Becoming a new homeowner is one of the most exciting moments in your life. As exciting as it is, you can make it plenty more exciting if you go about it the right way. A home purchase will always be a process, and you’ll need to exercise some patience to get through it. Still, taking the right steps for closing on a house from the start can help expedite that process and save you some money along the way.
If you already have a preapproval letter from a lender, sellers know you’re serious. When you narrow your search and are close to buying, start thinking about making the deal close as soon as possible. You’ll want to prepare for what’s coming to get into your new home as quickly as possible. Here’s how to grease the wheels of the closing process.
The most important steps for closing on a house
Some states have different requirements, so look into your state’s rules before closing on a property. Whether required in your state or not, here are the general steps for closing on a house. Come into the process prepared to make your closing go smoothly.
- Escrow account– An escrow account ensures a secure transaction. A third party handles the money, so the seller knows funds are available, and the buyer can go through a proper process before he approves the purchase.
- Title search– This is a search conducted to find any claims on the property, such as liens. The title search is essential to ensure that nobody can make a claim against your new home after you have completed the purchase.
- Attorney – A real estate attorney can be valuable to you in pointing out any problems or suspicious wording in the paperwork. Some states require hiring an attorney as one of the steps for closing on a house.
- Negotiate costs– Each of the steps in closing on a home comes with its own costs. These costs add up to extra expenses that can take buyers by surprise. You can save some money here if you ask questions and stand your ground. Getting rid of junk fees from lenders, having the seller pay for repairs, costs of pest inspections, and pest control: these are all on the table for negotiation.
- Inspections– You’ll want the home inspected for any necessary repairs before you move in. Many lenders also require a review for pests such as termites that can damage the property’s foundation and treatment if they are present. Not only is this important to make your new home livable, but it will also let you know the costs associated with getting it to that standard.
- Lock interest rate– Interest rates fluctuate, and with a purchase this large, even the smallest change can make a big difference in your monthly payments and long-term costs. If you can, you may want to get your interest rate locked-in for the loan ahead of time.
- Contingencies – You must remove contingencies by a date stated in the offer to carry out the sale.
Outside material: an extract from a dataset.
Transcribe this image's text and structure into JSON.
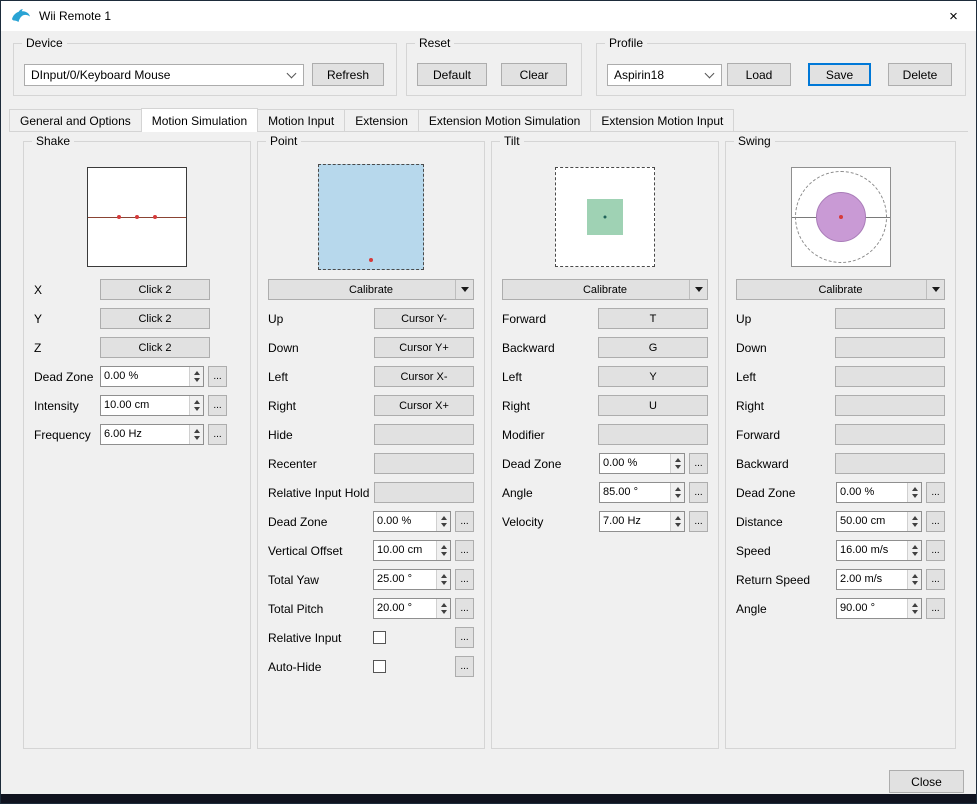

Be aware of whether your contingencies have a passive approval, which means they are considered approved if not contested by that date. Keep your rights to challenge intact to maintain leverage in the purchase.
- Meet funding – You’ll need to find additional funding to cover the cost of the house. You likely already deposited earnest money into the escrow account. Usually, the earnest money will contribute to the down payment. All cost negotiations must occur before this point because if the deal falls through now, your earnest money could go to the seller as compensation.
- Final walk-through – Make sure all agreed-upon repairs are complete, and nothing new has arisen. Be confident when you purchase a home that everything is as you agreed to in the contract.
Congratulations, you are ready to become a homeowner. Be patient, and get into a home you love. Don’t let real estate agents or sellers rush you through any part of these steps for closing on a house. Ensure you do everything correctly to save yourself headaches and money. There is no point in getting into a home if you pay more than it is worth.
What has persuaded you to buy a house over renting?